Optimism and Its Impact on Mental and Physical Well-Being
Ciro Conversano1, †*, Alessandro Rotondo2, †*, Elena Lensi1, Olivia Della Vista1, Francesca Arpone1, Mario Antonio Reda1
1 Istituto di Scienze del Comportamento Università degli Studi di Siena, Policlinico Le Scotte viale Bracci – 53100 Siena, Italy
2 Azienda Ospedaliero Universitaria Pisana, Pisa, via Roma 67 – 56126 Pisa, Italy
Many studies have been carried out about the effectiveness of optimism as a psychological phenomenon, leading to various theoretical formulations of the same concept, conceptualized as “disposition”, “attributional style”, “cognitive bias”, or “shared illusion”. This overview is an attempt to explore the “optimism” concept and its relations with mental health, physical health, coping, quality of life and adaptation of purpose, health lifestyle and risk perception.

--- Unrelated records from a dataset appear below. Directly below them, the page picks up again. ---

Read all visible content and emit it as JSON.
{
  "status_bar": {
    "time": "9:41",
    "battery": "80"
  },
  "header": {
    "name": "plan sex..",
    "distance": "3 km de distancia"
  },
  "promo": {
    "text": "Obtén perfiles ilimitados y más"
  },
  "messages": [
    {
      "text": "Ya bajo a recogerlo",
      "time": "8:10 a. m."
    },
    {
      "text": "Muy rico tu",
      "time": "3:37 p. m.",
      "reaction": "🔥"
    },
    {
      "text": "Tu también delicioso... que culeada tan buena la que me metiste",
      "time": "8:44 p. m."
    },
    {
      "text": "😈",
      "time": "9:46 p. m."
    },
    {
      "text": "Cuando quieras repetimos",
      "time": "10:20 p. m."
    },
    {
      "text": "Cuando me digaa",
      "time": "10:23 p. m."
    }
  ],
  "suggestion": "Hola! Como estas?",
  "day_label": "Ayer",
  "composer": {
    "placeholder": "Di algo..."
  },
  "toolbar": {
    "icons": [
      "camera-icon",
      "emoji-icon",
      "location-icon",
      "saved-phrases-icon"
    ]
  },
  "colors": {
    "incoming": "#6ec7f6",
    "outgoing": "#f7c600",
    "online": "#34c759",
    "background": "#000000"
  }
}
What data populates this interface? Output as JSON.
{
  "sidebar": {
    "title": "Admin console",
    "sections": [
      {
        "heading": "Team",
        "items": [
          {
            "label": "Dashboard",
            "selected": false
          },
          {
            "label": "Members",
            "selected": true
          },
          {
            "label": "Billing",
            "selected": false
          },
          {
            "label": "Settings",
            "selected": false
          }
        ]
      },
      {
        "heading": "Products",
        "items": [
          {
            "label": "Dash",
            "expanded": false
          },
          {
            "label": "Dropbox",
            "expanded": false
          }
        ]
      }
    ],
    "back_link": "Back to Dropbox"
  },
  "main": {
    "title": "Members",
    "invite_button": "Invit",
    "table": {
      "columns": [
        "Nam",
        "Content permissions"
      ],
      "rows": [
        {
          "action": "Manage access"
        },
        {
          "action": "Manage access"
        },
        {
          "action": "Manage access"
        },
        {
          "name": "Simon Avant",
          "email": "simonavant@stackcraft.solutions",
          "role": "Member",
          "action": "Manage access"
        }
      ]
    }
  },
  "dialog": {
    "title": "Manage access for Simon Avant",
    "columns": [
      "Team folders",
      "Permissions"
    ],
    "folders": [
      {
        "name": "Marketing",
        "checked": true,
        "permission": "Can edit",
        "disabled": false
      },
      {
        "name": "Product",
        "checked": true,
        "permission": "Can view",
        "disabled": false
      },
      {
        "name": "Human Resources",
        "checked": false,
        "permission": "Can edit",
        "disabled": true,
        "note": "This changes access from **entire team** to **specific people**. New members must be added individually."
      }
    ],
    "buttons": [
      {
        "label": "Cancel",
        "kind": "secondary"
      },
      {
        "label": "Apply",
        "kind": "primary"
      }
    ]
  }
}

Positive and negative expectations regarding the future are important for understanding the vulnerability to mental disorders, in particular mood and anxiety disorders, as well as to physical illness. A significant positive relation emerges between optimism and coping strategies focused on social support and emphasis on positive aspects of stressful situations. Through employment of specific coping strategies, optimism exerts an indirect influence also on the quality of life. There is evidence that optimistic people present a higher quality of life compared to those with low levels of optimism or even pessimists. Optimism may significantly influence mental and physical well-being by the promotion of a healthy lifestyle as well as by adaptive behaviours and cognitive responses, associated with greater flexibility, problem-solving capacity and a more efficient elaboration of negative information.
Keywords: Optimism, Mental health, Physical health, Coping, Quality of life, Adaptation of purpose, Health lifestyle, Risk perception.
open-access license: This is an open access article licensed under the terms of the Creative Commons Attribution Non-Commercial License (http://creativecommons.org/licenses/by-nc/3.0/) which permits unrestricted, non-commercial use, distribution and reproduction in any medium, provided the work is properly cited.
* Address correspondence to these authors at the Istituto Di Scienze Del Comportamento, Viale Bracci, 16, 53100 Siena, Italy; Tel: +39 338 2694718; Fax: +39 0577 233215; E-mail: firstname.lastname@example.org†These authors contributed equally to this work.